- **DIRECTIONS**: Locate all lines in the data below that hold "Business" and show them.

- **RECORDS FOR THE EXERCISE**:
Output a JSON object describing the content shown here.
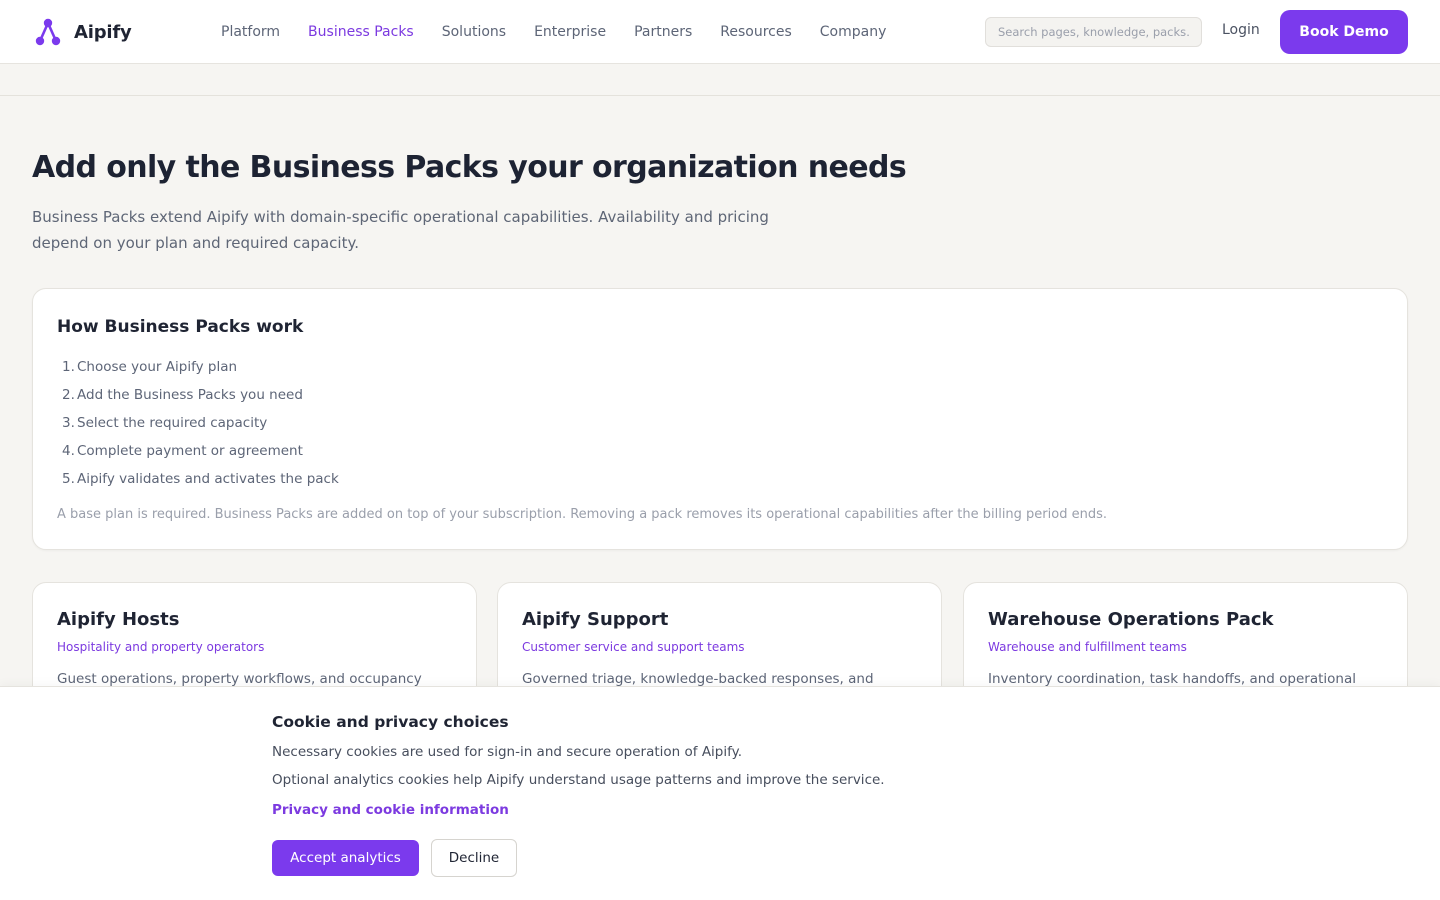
{
  "brand": {
    "name": "Aipify",
    "logo_icon": "aipify-logo-icon",
    "color": "#7b3aed"
  },
  "nav": {
    "items": [
      {
        "label": "Platform",
        "active": false
      },
      {
        "label": "Business Packs",
        "active": true
      },
      {
        "label": "Solutions",
        "active": false
      },
      {
        "label": "Enterprise",
        "active": false
      },
      {
        "label": "Partners",
        "active": false
      },
      {
        "label": "Resources",
        "active": false
      },
      {
        "label": "Company",
        "active": false
      }
    ],
    "search_placeholder": "Search pages, knowledge, packs…",
    "login_label": "Login",
    "book_demo_label": "Book Demo"
  },
  "hero": {
    "title": "Add only the Business Packs your organization needs",
    "subtitle": "Business Packs extend Aipify with domain-specific operational capabilities. Availability and pricing depend on your plan and required capacity."
  },
  "how_it_works": {
    "title": "How Business Packs work",
    "steps": [
      {
        "num": "1.",
        "text": "Choose your Aipify plan"
      },
      {
        "num": "2.",
        "text": "Add the Business Packs you need"
      },
      {
        "num": "3.",
        "text": "Select the required capacity"
      },
      {
        "num": "4.",
        "text": "Complete payment or agreement"
      },
      {
        "num": "5.",
        "text": "Aipify validates and activates the pack"
      }
    ],
    "note": "A base plan is required. Business Packs are added on top of your subscription. Removing a pack removes its operational capabilities after the billing period ends."
  },
  "packs": [
    {
      "title": "Aipify Hosts",
      "audience": "Hospitality and property operators",
      "description": "Guest operations, property workflows, and occupancy"
    },
    {
      "title": "Aipify Support",
      "audience": "Customer service and support teams",
      "description": "Governed triage, knowledge-backed responses, and"
    },
    {
      "title": "Warehouse Operations Pack",
      "audience": "Warehouse and fulfillment teams",
      "description": "Inventory coordination, task handoffs, and operational"
    }
  ],
  "cookie_banner": {
    "title": "Cookie and privacy choices",
    "line1": "Necessary cookies are used for sign-in and secure operation of Aipify.",
    "line2": "Optional analytics cookies help Aipify understand usage patterns and improve the service.",
    "link_label": "Privacy and cookie information",
    "accept_label": "Accept analytics",
    "decline_label": "Decline"
  }
}
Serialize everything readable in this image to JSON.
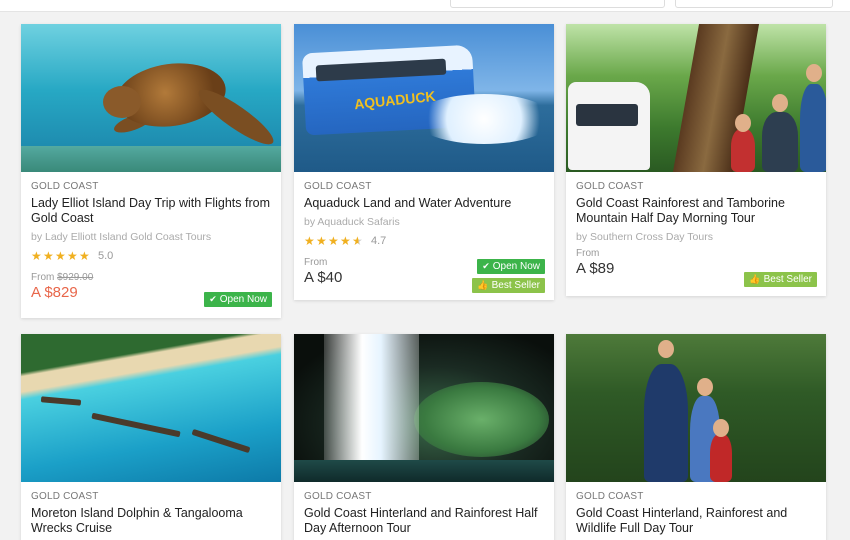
{
  "cards": [
    {
      "region": "GOLD COAST",
      "title": "Lady Elliot Island Day Trip with Flights from Gold Coast",
      "operator": "by Lady Elliott Island Gold Coast Tours",
      "rating": "5.0",
      "stars": 5,
      "from_label": "From",
      "was_price": "$929.00",
      "price": "A $829",
      "badges": [
        {
          "label": "Open Now",
          "icon": "check-icon"
        }
      ],
      "image_subject": "sea turtle underwater"
    },
    {
      "region": "GOLD COAST",
      "title": "Aquaduck Land and Water Adventure",
      "operator": "by Aquaduck Safaris",
      "rating": "4.7",
      "stars": 4.5,
      "from_label": "From",
      "price": "A $40",
      "badges": [
        {
          "label": "Open Now",
          "icon": "check-icon"
        },
        {
          "label": "Best Seller",
          "icon": "thumbs-up-icon"
        }
      ],
      "image_subject": "amphibious bus splashing",
      "image_text": "AQUADUCK"
    },
    {
      "region": "GOLD COAST",
      "title": "Gold Coast Rainforest and Tamborine Mountain Half Day Morning Tour",
      "operator": "by Southern Cross Day Tours",
      "from_label": "From",
      "price": "A $89",
      "badges": [
        {
          "label": "Best Seller",
          "icon": "thumbs-up-icon"
        }
      ],
      "image_subject": "rainforest tour with van"
    },
    {
      "region": "GOLD COAST",
      "title": "Moreton Island Dolphin & Tangalooma Wrecks Cruise",
      "image_subject": "aerial view of island wrecks"
    },
    {
      "region": "GOLD COAST",
      "title": "Gold Coast Hinterland and Rainforest Half Day Afternoon Tour",
      "image_subject": "waterfall in cave"
    },
    {
      "region": "GOLD COAST",
      "title": "Gold Coast Hinterland, Rainforest and Wildlife Full Day Tour",
      "image_subject": "guide with family in rainforest"
    }
  ],
  "colors": {
    "sale_price": "#e8664a",
    "open_now": "#3cb44a",
    "best_seller": "#8cc34a",
    "star": "#f0b020"
  }
}
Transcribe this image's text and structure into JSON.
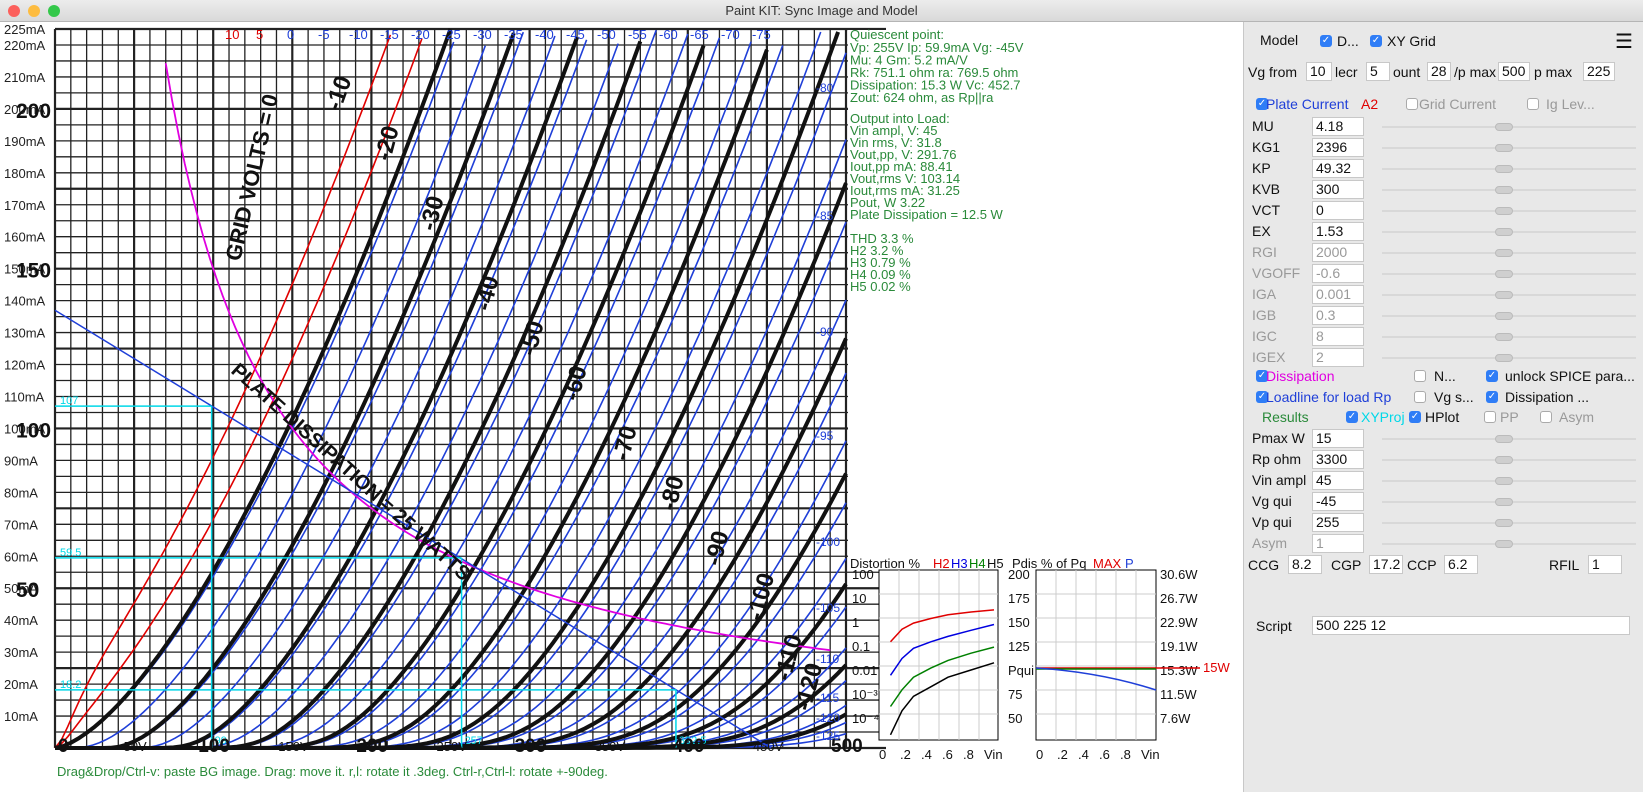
{
  "window": {
    "title": "Paint KIT: Sync Image and Model",
    "colors": {
      "close": "#fc605c",
      "minimize": "#fdbc40",
      "maximize": "#34c84a"
    }
  },
  "graph": {
    "y_axis_labels": [
      "225mA",
      "220mA",
      "210mA",
      "200mA",
      "190mA",
      "180mA",
      "170mA",
      "160mA",
      "150mA",
      "140mA",
      "130mA",
      "120mA",
      "110mA",
      "100mA",
      "90mA",
      "80mA",
      "70mA",
      "60mA",
      "50mA",
      "40mA",
      "30mA",
      "20mA",
      "10mA"
    ],
    "y_axis_values": [
      225,
      220,
      210,
      200,
      190,
      180,
      170,
      160,
      150,
      140,
      130,
      120,
      110,
      100,
      90,
      80,
      70,
      60,
      50,
      40,
      30,
      20,
      10
    ],
    "x_axis_labels": [
      "0",
      "50V",
      "100",
      "150V",
      "200",
      "250V",
      "300",
      "350V",
      "400",
      "450V",
      "500"
    ],
    "x_axis_values": [
      0,
      50,
      100,
      150,
      200,
      250,
      300,
      350,
      400,
      450,
      500
    ],
    "bg_y_labels": [
      "200",
      "150",
      "100",
      "50"
    ],
    "bg_y_values": [
      200,
      150,
      100,
      50
    ],
    "grid_top_labels": [
      "10",
      "5",
      "0",
      "-5",
      "-10",
      "-15",
      "-20",
      "-25",
      "-30",
      "-35",
      "-40",
      "-45",
      "-50",
      "-55",
      "-60",
      "-65",
      "-70",
      "-75"
    ],
    "grid_top_values": [
      10,
      5,
      0,
      -5,
      -10,
      -15,
      -20,
      -25,
      -30,
      -35,
      -40,
      -45,
      -50,
      -55,
      -60,
      -65,
      -70,
      -75
    ],
    "grid_right_labels": [
      "-80",
      "-85",
      "-90",
      "-95",
      "-100",
      "-105",
      "-110",
      "-115",
      "-120",
      "-125"
    ],
    "grid_right_values": [
      80,
      85,
      90,
      95,
      100,
      105,
      110,
      115,
      120,
      125
    ],
    "bg_curve_labels": [
      "-10",
      "-20",
      "-30",
      "-40",
      "-50",
      "-60",
      "-70",
      "-80",
      "-90",
      "-100",
      "-110",
      "-120"
    ],
    "bg_text_labels": [
      "GRID VOLTS = 0",
      "PLATE DISSIPATION = 25 WATTS"
    ],
    "proj_labels": [
      "107",
      "59.5",
      "18.2",
      "99",
      "257",
      "392.5"
    ],
    "quiescent": {
      "title": "Quiescent point:",
      "lines": [
        "Vp: 255V  Ip: 59.9mA  Vg: -45V",
        "Mu: 4 Gm: 5.2 mA/V",
        "Rk: 751.1 ohm ra: 769.5 ohm",
        "Dissipation: 15.3 W Vc: 452.7",
        "Zout: 624 ohm, as Rp||ra"
      ]
    },
    "output": {
      "title": "Output into Load:",
      "lines": [
        "Vin ampl, V: 45",
        "Vin rms,  V: 31.8",
        "Vout,pp,   V: 291.76",
        "Iout,pp   mA: 88.41",
        "Vout,rms   V: 103.14",
        "Iout,rms  mA: 31.25",
        "Pout, W      3.22",
        "Plate Dissipation = 12.5 W"
      ]
    },
    "thd": {
      "lines": [
        "THD 3.3 %",
        "  H2 3.2 %",
        "  H3 0.79 %",
        "  H4 0.09 %",
        "  H5 0.02 %"
      ]
    },
    "distortion": {
      "title_prefix": "Distortion %",
      "h2": "H2",
      "h3": "H3",
      "h4": "H4",
      "h5": "H5",
      "y_labels": [
        "100",
        "10",
        "1",
        "0.1",
        "0.01",
        "10⁻³",
        "10⁻⁴"
      ],
      "x_labels": [
        "0",
        ".2",
        ".4",
        ".6",
        ".8",
        "Vin"
      ],
      "series": [
        {
          "name": "H2",
          "color": "#e00000",
          "values": [
            0.15,
            0.5,
            0.9,
            1.4,
            2.0,
            2.6,
            3.2
          ]
        },
        {
          "name": "H3",
          "color": "#0000e0",
          "values": [
            0.006,
            0.03,
            0.08,
            0.15,
            0.25,
            0.45,
            0.79
          ]
        },
        {
          "name": "H4",
          "color": "#008000",
          "values": [
            0.0003,
            0.0015,
            0.005,
            0.012,
            0.025,
            0.05,
            0.09
          ]
        },
        {
          "name": "H5",
          "color": "#000000",
          "values": [
            2e-05,
            0.0002,
            0.0008,
            0.002,
            0.005,
            0.01,
            0.02
          ]
        }
      ],
      "x": [
        0.1,
        0.2,
        0.3,
        0.45,
        0.6,
        0.8,
        1.0
      ]
    },
    "pdis": {
      "title_prefix": "Pdis % of Pq",
      "max_label": "MAX",
      "p_label": "P",
      "y_left": [
        "200",
        "175",
        "150",
        "125",
        "Pqui",
        "75",
        "50"
      ],
      "y_right": [
        "30.6W",
        "26.7W",
        "22.9W",
        "19.1W",
        "15.3W",
        "11.5W",
        "7.6W"
      ],
      "x_labels": [
        "0",
        ".2",
        ".4",
        ".6",
        ".8",
        "Vin"
      ],
      "marker": "15W"
    },
    "status": "Drag&Drop/Ctrl-v: paste BG image. Drag: move it. r,l: rotate it .3deg. Ctrl-r,Ctrl-l: rotate +-90deg."
  },
  "panel": {
    "model_label": "Model",
    "d_label": "D...",
    "xy_grid_label": "XY Grid",
    "vg_from_label": "Vg from",
    "vg_from": "10",
    "decr_label": "lecr",
    "decr": "5",
    "count_label": "ount",
    "count": "28",
    "vpmax_label": "/p max",
    "vpmax": "500",
    "ipmax_label": "p max",
    "ipmax": "225",
    "plate_current_label": "Plate Current",
    "a2_label": "A2",
    "grid_current_label": "Grid Current",
    "ig_label": "Ig Lev...",
    "params": [
      {
        "name": "MU",
        "value": "4.18",
        "disabled": false
      },
      {
        "name": "KG1",
        "value": "2396",
        "disabled": false
      },
      {
        "name": "KP",
        "value": "49.32",
        "disabled": false
      },
      {
        "name": "KVB",
        "value": "300",
        "disabled": false
      },
      {
        "name": "VCT",
        "value": "0",
        "disabled": false
      },
      {
        "name": "EX",
        "value": "1.53",
        "disabled": false
      },
      {
        "name": "RGI",
        "value": "2000",
        "disabled": true
      },
      {
        "name": "VGOFF",
        "value": "-0.6",
        "disabled": true
      },
      {
        "name": "IGA",
        "value": "0.001",
        "disabled": true
      },
      {
        "name": "IGB",
        "value": "0.3",
        "disabled": true
      },
      {
        "name": "IGC",
        "value": "8",
        "disabled": true
      },
      {
        "name": "IGEX",
        "value": "2",
        "disabled": true
      }
    ],
    "dissipation_label": "Dissipation",
    "n_label": "N...",
    "unlock_label": "unlock SPICE para...",
    "loadline_label": "Loadline for load Rp",
    "vgs_label": "Vg s...",
    "dissipation2_label": "Dissipation ...",
    "results_label": "Results",
    "xyproj_label": "XYProj",
    "hplot_label": "HPlot",
    "pp_label": "PP",
    "asym_label": "Asym",
    "params2": [
      {
        "name": "Pmax W",
        "value": "15",
        "disabled": false
      },
      {
        "name": "Rp ohm",
        "value": "3300",
        "disabled": false
      },
      {
        "name": "Vin ampl",
        "value": "45",
        "disabled": false
      },
      {
        "name": "Vg qui",
        "value": "-45",
        "disabled": false
      },
      {
        "name": "Vp qui",
        "value": "255",
        "disabled": false
      },
      {
        "name": "Asym",
        "value": "1",
        "disabled": true
      }
    ],
    "ccg_label": "CCG",
    "ccg": "8.2",
    "cgp_label": "CGP",
    "cgp": "17.2",
    "ccp_label": "CCP",
    "ccp": "6.2",
    "rfil_label": "RFIL",
    "rfil": "1",
    "script_label": "Script",
    "script": "500 225 12",
    "colors": {
      "plate_current": "#1f3fd8",
      "a2": "#e00000",
      "dissipation": "#e000e0",
      "loadline": "#1f3fd8",
      "results": "#2a8a3a",
      "xyproj": "#00d8e8"
    }
  }
}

- **EXPECTED OUTPUT**:
        "label": "Business Packs",
    "title": "Add only the Business Packs your organization needs",
    "subtitle": "Business Packs extend Aipify with domain-specific operational capabilities. Availability and pricing depend on your plan and required capacity."
    "title": "How Business Packs work",
        "text": "Add the Business Packs you need"
    "note": "A base plan is required. Business Packs are added on top of your subscription. Removing a pack removes its operational capabilities after the billing period ends."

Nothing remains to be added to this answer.